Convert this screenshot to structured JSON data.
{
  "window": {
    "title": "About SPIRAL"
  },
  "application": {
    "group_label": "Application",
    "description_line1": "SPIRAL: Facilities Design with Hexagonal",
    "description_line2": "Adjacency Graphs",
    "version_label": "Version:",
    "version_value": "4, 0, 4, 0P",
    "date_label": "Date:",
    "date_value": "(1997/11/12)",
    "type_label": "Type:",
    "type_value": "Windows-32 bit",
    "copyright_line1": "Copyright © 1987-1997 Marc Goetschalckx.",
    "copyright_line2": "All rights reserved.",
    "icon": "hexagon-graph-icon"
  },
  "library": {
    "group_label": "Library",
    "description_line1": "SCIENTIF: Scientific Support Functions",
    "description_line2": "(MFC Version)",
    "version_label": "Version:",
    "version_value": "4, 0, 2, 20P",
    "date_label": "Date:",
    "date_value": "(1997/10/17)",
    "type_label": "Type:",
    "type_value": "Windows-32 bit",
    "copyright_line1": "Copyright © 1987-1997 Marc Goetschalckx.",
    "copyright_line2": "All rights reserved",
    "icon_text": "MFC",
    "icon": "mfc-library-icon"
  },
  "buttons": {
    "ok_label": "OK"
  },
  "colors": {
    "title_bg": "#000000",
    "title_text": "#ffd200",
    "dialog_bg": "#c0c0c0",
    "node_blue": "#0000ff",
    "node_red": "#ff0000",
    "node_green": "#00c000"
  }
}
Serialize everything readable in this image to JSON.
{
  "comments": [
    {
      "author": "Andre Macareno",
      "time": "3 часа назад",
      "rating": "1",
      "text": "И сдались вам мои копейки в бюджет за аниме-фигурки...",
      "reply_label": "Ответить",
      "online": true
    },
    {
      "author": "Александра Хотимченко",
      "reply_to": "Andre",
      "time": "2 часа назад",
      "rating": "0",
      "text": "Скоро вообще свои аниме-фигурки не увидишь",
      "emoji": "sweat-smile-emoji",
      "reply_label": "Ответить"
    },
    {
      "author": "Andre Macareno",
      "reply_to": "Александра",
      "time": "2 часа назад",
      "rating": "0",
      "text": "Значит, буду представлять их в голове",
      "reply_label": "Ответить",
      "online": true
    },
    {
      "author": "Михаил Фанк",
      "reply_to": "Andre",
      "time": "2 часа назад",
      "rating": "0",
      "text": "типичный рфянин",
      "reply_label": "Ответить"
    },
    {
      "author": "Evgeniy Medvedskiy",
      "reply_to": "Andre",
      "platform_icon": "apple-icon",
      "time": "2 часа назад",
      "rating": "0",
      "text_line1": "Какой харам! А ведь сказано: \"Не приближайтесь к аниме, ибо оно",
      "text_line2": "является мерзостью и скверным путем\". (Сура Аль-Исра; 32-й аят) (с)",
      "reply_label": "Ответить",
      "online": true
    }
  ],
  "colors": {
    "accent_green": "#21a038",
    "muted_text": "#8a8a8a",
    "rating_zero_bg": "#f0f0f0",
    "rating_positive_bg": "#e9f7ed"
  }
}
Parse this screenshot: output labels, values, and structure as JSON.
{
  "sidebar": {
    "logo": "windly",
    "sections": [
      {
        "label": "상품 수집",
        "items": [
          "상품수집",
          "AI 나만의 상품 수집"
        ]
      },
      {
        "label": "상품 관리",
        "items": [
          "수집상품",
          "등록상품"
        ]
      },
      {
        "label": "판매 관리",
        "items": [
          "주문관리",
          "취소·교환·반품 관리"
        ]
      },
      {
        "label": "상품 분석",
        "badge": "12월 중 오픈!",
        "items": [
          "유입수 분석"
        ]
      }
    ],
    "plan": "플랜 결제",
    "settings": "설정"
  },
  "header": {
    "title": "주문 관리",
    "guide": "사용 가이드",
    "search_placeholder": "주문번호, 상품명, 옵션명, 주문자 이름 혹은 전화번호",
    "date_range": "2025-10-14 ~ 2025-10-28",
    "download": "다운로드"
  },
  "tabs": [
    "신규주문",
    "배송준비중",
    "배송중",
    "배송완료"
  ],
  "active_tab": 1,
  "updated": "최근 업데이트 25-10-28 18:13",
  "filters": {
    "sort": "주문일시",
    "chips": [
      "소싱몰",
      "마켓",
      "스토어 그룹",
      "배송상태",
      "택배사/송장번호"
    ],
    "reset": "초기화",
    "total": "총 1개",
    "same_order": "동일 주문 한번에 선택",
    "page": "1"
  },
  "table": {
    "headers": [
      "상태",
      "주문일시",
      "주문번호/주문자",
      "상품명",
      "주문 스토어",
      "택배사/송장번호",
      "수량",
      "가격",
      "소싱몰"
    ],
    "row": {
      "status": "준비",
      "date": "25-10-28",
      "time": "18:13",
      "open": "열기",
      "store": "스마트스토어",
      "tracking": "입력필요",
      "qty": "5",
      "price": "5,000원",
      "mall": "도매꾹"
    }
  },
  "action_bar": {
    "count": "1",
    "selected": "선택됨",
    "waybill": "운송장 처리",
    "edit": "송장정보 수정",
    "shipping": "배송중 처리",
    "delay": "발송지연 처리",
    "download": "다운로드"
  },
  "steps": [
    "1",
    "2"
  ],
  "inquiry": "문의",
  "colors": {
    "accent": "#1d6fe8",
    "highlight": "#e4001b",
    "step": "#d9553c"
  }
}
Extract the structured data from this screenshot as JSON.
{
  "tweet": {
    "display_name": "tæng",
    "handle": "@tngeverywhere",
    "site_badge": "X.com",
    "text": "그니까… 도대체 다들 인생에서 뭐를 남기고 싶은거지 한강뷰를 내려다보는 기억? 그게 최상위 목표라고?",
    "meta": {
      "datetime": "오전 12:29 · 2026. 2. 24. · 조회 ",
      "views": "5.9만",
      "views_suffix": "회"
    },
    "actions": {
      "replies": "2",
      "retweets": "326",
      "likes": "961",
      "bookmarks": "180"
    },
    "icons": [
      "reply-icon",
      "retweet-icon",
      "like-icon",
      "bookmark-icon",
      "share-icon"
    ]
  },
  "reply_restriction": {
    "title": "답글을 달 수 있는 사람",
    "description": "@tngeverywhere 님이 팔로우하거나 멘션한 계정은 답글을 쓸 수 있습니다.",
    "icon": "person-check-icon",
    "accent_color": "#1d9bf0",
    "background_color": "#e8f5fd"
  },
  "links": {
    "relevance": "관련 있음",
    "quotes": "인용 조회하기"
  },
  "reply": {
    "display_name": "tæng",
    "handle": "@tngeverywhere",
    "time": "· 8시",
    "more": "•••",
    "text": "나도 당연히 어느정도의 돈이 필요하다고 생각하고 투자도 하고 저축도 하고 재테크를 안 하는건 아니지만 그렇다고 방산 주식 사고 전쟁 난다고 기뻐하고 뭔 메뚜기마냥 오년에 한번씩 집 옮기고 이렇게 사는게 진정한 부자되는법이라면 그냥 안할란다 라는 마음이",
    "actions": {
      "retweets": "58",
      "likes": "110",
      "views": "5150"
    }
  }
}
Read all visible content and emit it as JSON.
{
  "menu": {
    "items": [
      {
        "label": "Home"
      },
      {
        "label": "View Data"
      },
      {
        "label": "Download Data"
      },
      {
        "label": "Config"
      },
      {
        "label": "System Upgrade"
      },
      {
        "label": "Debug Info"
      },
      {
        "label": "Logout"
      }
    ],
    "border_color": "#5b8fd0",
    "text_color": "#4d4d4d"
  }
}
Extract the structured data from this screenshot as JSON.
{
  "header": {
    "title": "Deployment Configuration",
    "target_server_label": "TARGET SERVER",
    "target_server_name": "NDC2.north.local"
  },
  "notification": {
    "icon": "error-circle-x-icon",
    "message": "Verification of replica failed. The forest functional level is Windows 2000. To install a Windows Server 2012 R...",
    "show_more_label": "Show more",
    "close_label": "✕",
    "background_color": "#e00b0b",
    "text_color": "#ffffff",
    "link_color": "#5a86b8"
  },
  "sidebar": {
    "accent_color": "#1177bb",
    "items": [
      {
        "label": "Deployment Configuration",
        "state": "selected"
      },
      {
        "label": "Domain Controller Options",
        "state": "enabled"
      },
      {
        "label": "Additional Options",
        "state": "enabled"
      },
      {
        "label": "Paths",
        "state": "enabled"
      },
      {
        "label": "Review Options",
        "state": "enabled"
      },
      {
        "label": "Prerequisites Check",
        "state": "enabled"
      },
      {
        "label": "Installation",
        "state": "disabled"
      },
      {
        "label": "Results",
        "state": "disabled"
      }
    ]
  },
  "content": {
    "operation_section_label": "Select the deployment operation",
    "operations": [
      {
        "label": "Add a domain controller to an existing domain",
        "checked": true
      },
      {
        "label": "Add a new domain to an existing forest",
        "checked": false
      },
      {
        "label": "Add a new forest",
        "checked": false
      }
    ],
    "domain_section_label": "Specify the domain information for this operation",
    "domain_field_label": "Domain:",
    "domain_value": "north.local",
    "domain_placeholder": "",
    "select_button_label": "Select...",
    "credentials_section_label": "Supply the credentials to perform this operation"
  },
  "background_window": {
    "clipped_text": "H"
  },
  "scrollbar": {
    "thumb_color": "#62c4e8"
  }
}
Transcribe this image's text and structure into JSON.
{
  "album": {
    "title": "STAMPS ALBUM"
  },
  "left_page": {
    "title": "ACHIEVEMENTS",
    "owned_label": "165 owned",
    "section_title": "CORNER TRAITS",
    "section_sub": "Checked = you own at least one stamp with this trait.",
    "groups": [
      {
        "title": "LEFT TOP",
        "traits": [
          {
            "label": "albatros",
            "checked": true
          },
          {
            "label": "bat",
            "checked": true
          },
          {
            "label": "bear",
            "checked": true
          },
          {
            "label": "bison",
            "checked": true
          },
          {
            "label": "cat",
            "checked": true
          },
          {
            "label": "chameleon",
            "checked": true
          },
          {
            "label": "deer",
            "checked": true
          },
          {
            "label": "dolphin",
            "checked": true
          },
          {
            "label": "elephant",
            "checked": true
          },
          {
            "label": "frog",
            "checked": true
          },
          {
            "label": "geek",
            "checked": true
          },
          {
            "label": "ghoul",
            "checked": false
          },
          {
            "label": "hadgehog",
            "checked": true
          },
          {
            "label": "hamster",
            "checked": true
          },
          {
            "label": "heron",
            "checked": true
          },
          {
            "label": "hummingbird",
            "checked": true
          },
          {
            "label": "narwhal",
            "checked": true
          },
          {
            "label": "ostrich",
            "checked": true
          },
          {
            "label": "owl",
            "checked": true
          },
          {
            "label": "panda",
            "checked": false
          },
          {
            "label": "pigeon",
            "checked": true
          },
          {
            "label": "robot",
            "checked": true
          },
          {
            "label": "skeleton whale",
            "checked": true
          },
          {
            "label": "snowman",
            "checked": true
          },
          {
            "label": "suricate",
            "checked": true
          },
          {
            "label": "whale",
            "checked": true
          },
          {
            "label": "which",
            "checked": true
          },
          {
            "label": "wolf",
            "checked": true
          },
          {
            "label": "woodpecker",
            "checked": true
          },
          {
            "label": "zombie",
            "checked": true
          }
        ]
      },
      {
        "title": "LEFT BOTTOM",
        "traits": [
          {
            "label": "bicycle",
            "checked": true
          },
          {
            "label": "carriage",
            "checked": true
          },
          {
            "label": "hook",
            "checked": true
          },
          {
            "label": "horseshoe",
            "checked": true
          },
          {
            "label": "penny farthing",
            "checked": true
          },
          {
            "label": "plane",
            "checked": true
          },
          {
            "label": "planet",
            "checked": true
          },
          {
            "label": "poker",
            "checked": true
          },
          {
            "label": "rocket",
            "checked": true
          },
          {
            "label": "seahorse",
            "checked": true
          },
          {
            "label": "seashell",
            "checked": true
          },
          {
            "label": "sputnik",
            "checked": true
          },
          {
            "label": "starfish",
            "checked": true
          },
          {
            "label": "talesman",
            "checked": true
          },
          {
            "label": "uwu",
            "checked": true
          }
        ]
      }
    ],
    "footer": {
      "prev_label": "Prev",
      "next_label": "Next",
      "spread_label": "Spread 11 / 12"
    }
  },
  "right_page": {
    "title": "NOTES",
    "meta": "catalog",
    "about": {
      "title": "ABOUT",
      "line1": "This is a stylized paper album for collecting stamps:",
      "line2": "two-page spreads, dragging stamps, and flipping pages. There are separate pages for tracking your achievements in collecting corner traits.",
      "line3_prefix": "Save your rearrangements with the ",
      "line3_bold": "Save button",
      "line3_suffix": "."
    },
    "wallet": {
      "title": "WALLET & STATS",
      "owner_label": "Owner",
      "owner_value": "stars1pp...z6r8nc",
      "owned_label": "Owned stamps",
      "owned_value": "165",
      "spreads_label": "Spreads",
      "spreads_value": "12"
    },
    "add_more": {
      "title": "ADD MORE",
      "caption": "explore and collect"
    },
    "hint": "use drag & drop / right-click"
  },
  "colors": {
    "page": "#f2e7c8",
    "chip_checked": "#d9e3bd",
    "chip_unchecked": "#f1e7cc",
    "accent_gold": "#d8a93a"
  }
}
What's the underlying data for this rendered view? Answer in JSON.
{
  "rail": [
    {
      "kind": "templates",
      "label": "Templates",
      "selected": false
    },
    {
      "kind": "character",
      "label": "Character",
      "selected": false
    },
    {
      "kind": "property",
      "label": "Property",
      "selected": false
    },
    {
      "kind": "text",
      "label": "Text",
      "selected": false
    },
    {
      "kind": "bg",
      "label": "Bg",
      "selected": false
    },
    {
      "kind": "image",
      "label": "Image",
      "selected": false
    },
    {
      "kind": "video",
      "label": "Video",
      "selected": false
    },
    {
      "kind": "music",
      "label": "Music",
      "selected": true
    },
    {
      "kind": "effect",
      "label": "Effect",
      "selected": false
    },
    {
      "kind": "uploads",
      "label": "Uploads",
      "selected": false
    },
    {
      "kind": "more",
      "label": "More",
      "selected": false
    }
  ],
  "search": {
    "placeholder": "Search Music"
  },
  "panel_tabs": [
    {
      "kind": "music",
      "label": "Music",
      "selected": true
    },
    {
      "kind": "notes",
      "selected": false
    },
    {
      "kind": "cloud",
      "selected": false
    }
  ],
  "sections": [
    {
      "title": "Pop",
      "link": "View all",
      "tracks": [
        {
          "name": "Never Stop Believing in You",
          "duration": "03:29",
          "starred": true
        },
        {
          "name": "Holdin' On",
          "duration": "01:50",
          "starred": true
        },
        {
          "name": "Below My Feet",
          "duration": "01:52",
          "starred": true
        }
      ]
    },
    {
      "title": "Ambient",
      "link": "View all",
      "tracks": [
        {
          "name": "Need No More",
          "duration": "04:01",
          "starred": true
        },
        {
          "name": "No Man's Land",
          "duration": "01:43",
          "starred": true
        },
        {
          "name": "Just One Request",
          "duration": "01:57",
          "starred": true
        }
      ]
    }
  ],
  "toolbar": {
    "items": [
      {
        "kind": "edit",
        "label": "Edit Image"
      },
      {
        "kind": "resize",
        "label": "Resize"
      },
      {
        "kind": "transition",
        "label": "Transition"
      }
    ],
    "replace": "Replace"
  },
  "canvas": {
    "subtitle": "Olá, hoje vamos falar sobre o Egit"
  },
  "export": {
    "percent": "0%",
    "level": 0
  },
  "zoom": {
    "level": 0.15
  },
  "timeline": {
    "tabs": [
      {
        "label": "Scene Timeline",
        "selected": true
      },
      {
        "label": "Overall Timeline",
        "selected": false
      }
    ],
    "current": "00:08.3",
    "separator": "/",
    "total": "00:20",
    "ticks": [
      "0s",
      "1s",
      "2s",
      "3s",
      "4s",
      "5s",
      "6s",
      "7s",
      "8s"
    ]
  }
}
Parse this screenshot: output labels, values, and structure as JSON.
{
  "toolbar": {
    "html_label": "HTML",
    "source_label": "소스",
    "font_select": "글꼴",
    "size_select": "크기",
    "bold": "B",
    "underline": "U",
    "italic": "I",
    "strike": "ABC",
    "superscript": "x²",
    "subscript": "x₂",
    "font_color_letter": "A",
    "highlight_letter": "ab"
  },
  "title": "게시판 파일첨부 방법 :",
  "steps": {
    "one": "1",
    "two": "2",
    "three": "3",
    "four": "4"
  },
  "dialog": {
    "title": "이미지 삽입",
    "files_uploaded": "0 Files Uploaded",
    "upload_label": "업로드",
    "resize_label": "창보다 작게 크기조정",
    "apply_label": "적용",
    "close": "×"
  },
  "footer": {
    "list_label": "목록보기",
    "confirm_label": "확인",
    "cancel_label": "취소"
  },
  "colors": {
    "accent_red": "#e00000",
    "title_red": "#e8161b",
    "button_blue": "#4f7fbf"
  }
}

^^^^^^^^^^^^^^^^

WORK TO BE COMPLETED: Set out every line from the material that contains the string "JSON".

EXERCISE ANSWER:
Convert this screenshot to structured JSON data.
Serialize everything readable in this image to JSON.
Parse this screenshot: output labels, values, and structure as JSON.
Extract the structured data from this screenshot as JSON.
Read all visible content and emit it as JSON.
Extract the structured data from this screenshot as JSON.
Transcribe this image's text and structure into JSON.
What's the underlying data for this rendered view? Answer in JSON.
Parse this screenshot: output labels, values, and structure as JSON.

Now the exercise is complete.